Weak on corruption, flawed on democracy
The first few weeks of 2021 do not bode well at all for Malta’s daunting challenge to stop its downward trajectory and start restoring its reputation on the international scene. This sentiment emerged from the verdicts emanated by two reputable organisations in their respective annual reports on the state of two key indicators – corruption and democracy.
It transpires that in 2020 Malta’s score in the Corruption Perception Index dropped to an all-time low, well below the average of Western European countries. Meanwhile, its performance in the Democracy Index issued by the Economist Intelligence Unit continued to deteriorate sliding four places down to 30 – an all-time low since 2006.

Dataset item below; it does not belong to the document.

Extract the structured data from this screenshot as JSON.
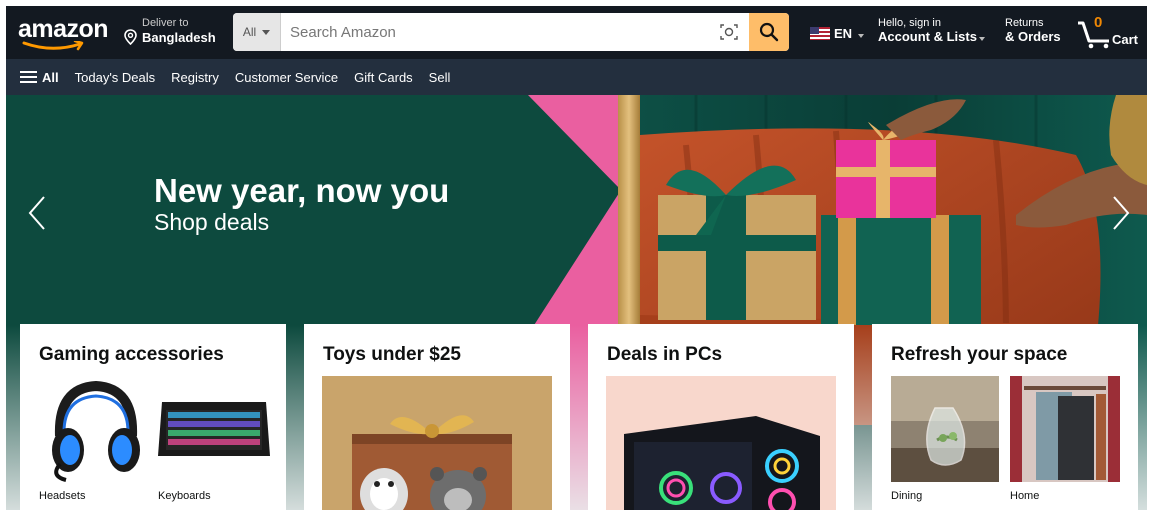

2020 was supposed to herald the start of a new beginning following the political turmoil which resulted in the resignation of Joseph Muscat from prime minister. In view of this the question beckons: Why is the country still intrinsically embroiled in corruption, despite efforts undertaken last year to start addressing concerns flagged by the rule of law experts of the Council of Europe (Venice Commission)?
A key issue which is yet to be tackled is the criminal justice system. Many a time, prominent people have been arrested in connection with very serious corruption or money laundering allegations only to be released a few hours later. Moreover, even when arraignments happen, criminal proceedings take an eternity. The average length of first-instance money laundering proceedings is over 2,000 days or more than five years. To date no arraignments or charges have been issued on politically exposed persons with respect to the Panama Papers revelations and major scandals like the Electrogas Power Station deal or the Montenegro windfarm project. On the other hand, cases which pale in comparison, such as people exchanging cheques for a meagre €3 commission have been paraded on the media as if they were top international suspects. Though a new police commissioner was installed last year, public perception on enforcement in Malta remains that institutions are strong with the weak and weak with the strong.
Last year the government made an effort to reform the judiciary, whereby the government no longer holds any discretion in the appointment of magistrates and judges. While this move was lauded, comments by Prime Minister Robert Abela on the public inquiry into the murder of journalist Daphne Caruana Galizia raised serious questions. Abela’s ultimatum for the inquiry board to wrap up the case by the end of last year and his remarks that proceedings in this inquiry – which exposed serious shortcomings at the highest echelons of power – were going beyond the terms of reference, were interpreted as an attack on the inquiry board itself.
In its report The Economist noted that last year Malta had the unenviable record of holding on to its status as a “flawed democracy”. The latter term is used to describe countries who have free and fair elections, where basic civil liberties are respected but exhibit certain problems (such as infringements on media freedom). Flawed democracies like Malta have significant weaknesses with respect to governance, an underdeveloped political culture and low levels of political participation. Malta is at a crossroad – enacting reforms alone is not enough. More needs to be done to win over its critics, particularly those who look at Malta with a degree of suspicion. Government needs to get its act together to convey a genuine sense of commitment that it really wants to improve the situation. The clock, however, is ticking as the country approaches ever close to the Moneyval verdict and the start of infringement proceedings on its cash-for-passport scheme. This time next year it